Calder managed to take a deep breath and place his arms around her. ‘I was going through a difficult patch, what with Don’s disappearance getting raked up all over again. I spent a few nights just driving around Paisley in the car. Other times I walked along the river bank. I didn’t know where I was going or what I was doing.’
She nodded, burying her face into his shoulder. ‘Are you back with us now?’
Andy squeezed her tight. ‘Of course I am. I love you, I love you both.’
Andy had secured the letter into an evidence bag. It was sitting on top of the ring binder of notes that Mae had allowed him to take away from her place. Calder’s mind kept drifting back to the day they had Sunday lunch at the Mortimers’ house. His nephew, John, had been watching him and Mae arguing in the kitchen. Andy couldn’t help but worry that the note might have been sent by him.

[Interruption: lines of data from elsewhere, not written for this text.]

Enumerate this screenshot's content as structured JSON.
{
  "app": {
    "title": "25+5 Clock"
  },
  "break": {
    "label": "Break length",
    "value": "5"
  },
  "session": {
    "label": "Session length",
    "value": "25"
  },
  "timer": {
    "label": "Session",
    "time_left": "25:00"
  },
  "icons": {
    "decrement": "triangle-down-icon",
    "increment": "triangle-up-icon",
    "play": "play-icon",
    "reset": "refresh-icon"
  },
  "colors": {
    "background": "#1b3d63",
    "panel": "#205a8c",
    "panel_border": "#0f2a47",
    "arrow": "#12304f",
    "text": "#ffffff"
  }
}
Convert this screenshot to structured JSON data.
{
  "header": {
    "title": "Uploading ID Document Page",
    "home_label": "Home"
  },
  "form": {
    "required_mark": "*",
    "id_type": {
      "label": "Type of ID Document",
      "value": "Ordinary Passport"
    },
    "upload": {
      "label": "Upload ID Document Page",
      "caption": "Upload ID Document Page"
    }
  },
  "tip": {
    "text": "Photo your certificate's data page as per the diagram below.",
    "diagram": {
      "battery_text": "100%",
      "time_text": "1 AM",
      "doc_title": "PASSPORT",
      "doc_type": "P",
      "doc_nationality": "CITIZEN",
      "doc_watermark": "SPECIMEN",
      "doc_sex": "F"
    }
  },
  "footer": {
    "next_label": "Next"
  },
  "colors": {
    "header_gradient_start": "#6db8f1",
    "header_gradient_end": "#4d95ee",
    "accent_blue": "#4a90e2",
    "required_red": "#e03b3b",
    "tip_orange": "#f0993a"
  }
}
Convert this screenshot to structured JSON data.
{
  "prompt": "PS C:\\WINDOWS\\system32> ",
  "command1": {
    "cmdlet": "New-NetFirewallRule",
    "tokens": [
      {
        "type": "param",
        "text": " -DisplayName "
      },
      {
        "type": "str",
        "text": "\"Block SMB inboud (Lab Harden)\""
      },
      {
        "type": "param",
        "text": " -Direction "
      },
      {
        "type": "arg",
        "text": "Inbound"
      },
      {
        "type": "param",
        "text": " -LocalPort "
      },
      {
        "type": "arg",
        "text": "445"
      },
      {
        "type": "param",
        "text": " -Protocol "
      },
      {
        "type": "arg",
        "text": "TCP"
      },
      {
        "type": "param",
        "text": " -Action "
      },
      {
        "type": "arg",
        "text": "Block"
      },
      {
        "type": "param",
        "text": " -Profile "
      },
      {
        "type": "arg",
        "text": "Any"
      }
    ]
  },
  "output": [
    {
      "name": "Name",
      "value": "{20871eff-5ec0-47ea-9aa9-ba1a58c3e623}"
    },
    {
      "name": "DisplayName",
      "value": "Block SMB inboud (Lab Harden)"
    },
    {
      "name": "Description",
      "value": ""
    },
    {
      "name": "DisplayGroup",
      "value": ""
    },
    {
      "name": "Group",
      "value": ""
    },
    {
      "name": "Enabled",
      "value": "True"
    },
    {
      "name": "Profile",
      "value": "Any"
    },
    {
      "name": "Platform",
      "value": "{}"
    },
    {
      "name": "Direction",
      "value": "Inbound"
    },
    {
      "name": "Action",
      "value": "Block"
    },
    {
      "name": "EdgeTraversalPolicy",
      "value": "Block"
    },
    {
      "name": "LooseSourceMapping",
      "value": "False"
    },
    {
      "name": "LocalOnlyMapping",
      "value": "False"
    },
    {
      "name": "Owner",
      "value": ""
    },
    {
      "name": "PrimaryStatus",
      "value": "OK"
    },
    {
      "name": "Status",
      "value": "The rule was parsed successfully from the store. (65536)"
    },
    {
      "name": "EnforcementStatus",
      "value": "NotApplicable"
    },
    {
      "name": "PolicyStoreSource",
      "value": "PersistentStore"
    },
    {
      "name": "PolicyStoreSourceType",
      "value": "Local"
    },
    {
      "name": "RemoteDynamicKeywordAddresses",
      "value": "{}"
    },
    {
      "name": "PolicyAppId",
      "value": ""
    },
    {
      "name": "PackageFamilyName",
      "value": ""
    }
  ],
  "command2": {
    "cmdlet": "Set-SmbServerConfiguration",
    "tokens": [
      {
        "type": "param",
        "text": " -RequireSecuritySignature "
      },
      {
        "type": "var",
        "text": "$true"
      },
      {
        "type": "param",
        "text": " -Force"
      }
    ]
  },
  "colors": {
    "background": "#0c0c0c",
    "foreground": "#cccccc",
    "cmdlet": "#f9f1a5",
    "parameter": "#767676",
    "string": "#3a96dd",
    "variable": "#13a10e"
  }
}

To John, the notion of his cousin sleeping with his mum would certainly appear disgusting and sick. Calder thought it probably was. The idea of the lad being so eaten up by it that he’d send an anonymous note to Carol made him feel bad. He’d have to think of a way of setting things right with John. For now, Andy was so preoccupied with getting into Don’s head during the summer of 2005 that it didn’t seem a priority.
Calder’s uncle had made a great deal of notes about St Columba’s. He’d been focussing on the period during the early to mid-1990s, when the club’s fortunes were growing and they’d moved away from their ground on the outskirts of Paisley to the newly built stadium just off the M8. Andy’s own fondest memories were of going to the matches at the old ground, with its uncovered terraces and tiny bar. It had cost about ten times less for a season ticket too. If he were going to take Amy for a game, it would have to be a one off treat.
Calder got the sense that Don hadn’t been keen on the move either. These handwritten documents catalogued escalating costs and delays by planners and building contractors. Andy thought it was no bloody wonder the ticket prices had to go up. St Columba’s Park was completed towards the end of ’96. It received another refurb in 2003, when a new hospitality wing was built. This addition had a corporate sponsor, Walmer Beers and Spirits, a company based locally. Don had scrawled
next to the name of the firm, suggesting to Calder that this was the amount Walmer had donated to the build.